··· Supplied data ···

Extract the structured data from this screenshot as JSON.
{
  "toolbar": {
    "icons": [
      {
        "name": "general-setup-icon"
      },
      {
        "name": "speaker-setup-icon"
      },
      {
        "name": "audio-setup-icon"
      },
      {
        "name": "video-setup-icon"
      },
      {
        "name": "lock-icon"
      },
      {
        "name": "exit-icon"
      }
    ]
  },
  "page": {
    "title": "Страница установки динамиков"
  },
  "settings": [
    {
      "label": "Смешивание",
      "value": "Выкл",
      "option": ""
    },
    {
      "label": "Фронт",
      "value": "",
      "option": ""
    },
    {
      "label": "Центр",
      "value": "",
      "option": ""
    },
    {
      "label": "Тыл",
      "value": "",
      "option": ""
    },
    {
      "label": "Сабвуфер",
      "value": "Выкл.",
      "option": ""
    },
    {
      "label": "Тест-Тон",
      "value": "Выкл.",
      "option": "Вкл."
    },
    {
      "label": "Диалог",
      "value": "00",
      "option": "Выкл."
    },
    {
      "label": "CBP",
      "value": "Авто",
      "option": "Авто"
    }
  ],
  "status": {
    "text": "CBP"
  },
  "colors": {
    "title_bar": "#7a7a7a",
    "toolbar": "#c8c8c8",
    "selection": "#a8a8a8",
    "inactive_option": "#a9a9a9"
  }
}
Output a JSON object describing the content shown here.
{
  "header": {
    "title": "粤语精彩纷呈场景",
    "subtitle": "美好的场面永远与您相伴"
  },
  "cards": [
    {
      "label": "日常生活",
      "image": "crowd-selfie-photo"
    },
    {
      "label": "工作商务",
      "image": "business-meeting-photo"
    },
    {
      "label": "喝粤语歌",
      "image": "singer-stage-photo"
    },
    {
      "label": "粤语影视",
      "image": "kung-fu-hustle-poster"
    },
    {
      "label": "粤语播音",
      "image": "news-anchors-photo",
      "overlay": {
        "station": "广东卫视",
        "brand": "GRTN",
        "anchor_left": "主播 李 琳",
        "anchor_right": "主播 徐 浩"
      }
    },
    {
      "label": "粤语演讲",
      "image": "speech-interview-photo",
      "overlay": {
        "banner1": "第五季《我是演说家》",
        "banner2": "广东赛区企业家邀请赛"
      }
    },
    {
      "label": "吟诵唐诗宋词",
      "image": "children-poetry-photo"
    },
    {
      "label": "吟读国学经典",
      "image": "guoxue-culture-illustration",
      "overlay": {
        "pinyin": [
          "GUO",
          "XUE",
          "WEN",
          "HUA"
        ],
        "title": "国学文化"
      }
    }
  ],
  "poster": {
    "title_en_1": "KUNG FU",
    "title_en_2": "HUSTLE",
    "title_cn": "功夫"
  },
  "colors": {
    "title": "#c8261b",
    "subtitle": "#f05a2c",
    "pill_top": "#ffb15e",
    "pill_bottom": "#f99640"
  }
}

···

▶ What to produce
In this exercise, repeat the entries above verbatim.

▶ Final answer
Extract the structured data from this screenshot as JSON.
{
  "toolbar": {
    "icons": [
      {
        "name": "general-setup-icon"
      },
      {
        "name": "speaker-setup-icon"
      },
      {
        "name": "audio-setup-icon"
      },
      {
        "name": "video-setup-icon"
      },
      {
        "name": "lock-icon"
      },
      {
        "name": "exit-icon"
      }
    ]
  },
  "page": {
    "title": "Страница установки динамиков"
  },
  "settings": [
    {
      "label": "Смешивание",
      "value": "Выкл",
      "option": ""
    },
    {
      "label": "Фронт",
      "value": "",
      "option": ""
    },
    {
      "label": "Центр",
      "value": "",
      "option": ""
    },
    {
      "label": "Тыл",
      "value": "",
      "option": ""
    },
    {
      "label": "Сабвуфер",
      "value": "Выкл.",
      "option": ""
    },
    {
      "label": "Тест-Тон",
      "value": "Выкл.",
      "option": "Вкл."
    },
    {
      "label": "Диалог",
      "value": "00",
      "option": "Выкл."
    },
    {
      "label": "CBP",
      "value": "Авто",
      "option": "Авто"
    }
  ],
  "status": {
    "text": "CBP"
  },
  "colors": {
    "title_bar": "#7a7a7a",
    "toolbar": "#c8c8c8",
    "selection": "#a8a8a8",
    "inactive_option": "#a9a9a9"
  }
}
Output a JSON object describing the content shown here.
{
  "header": {
    "title": "粤语精彩纷呈场景",
    "subtitle": "美好的场面永远与您相伴"
  },
  "cards": [
    {
      "label": "日常生活",
      "image": "crowd-selfie-photo"
    },
    {
      "label": "工作商务",
      "image": "business-meeting-photo"
    },
    {
      "label": "喝粤语歌",
      "image": "singer-stage-photo"
    },
    {
      "label": "粤语影视",
      "image": "kung-fu-hustle-poster"
    },
    {
      "label": "粤语播音",
      "image": "news-anchors-photo",
      "overlay": {
        "station": "广东卫视",
        "brand": "GRTN",
        "anchor_left": "主播 李 琳",
        "anchor_right": "主播 徐 浩"
      }
    },
    {
      "label": "粤语演讲",
      "image": "speech-interview-photo",
      "overlay": {
        "banner1": "第五季《我是演说家》",
        "banner2": "广东赛区企业家邀请赛"
      }
    },
    {
      "label": "吟诵唐诗宋词",
      "image": "children-poetry-photo"
    },
    {
      "label": "吟读国学经典",
      "image": "guoxue-culture-illustration",
      "overlay": {
        "pinyin": [
          "GUO",
          "XUE",
          "WEN",
          "HUA"
        ],
        "title": "国学文化"
      }
    }
  ],
  "poster": {
    "title_en_1": "KUNG FU",
    "title_en_2": "HUSTLE",
    "title_cn": "功夫"
  },
  "colors": {
    "title": "#c8261b",
    "subtitle": "#f05a2c",
    "pill_top": "#ffb15e",
    "pill_bottom": "#f99640"
  }
}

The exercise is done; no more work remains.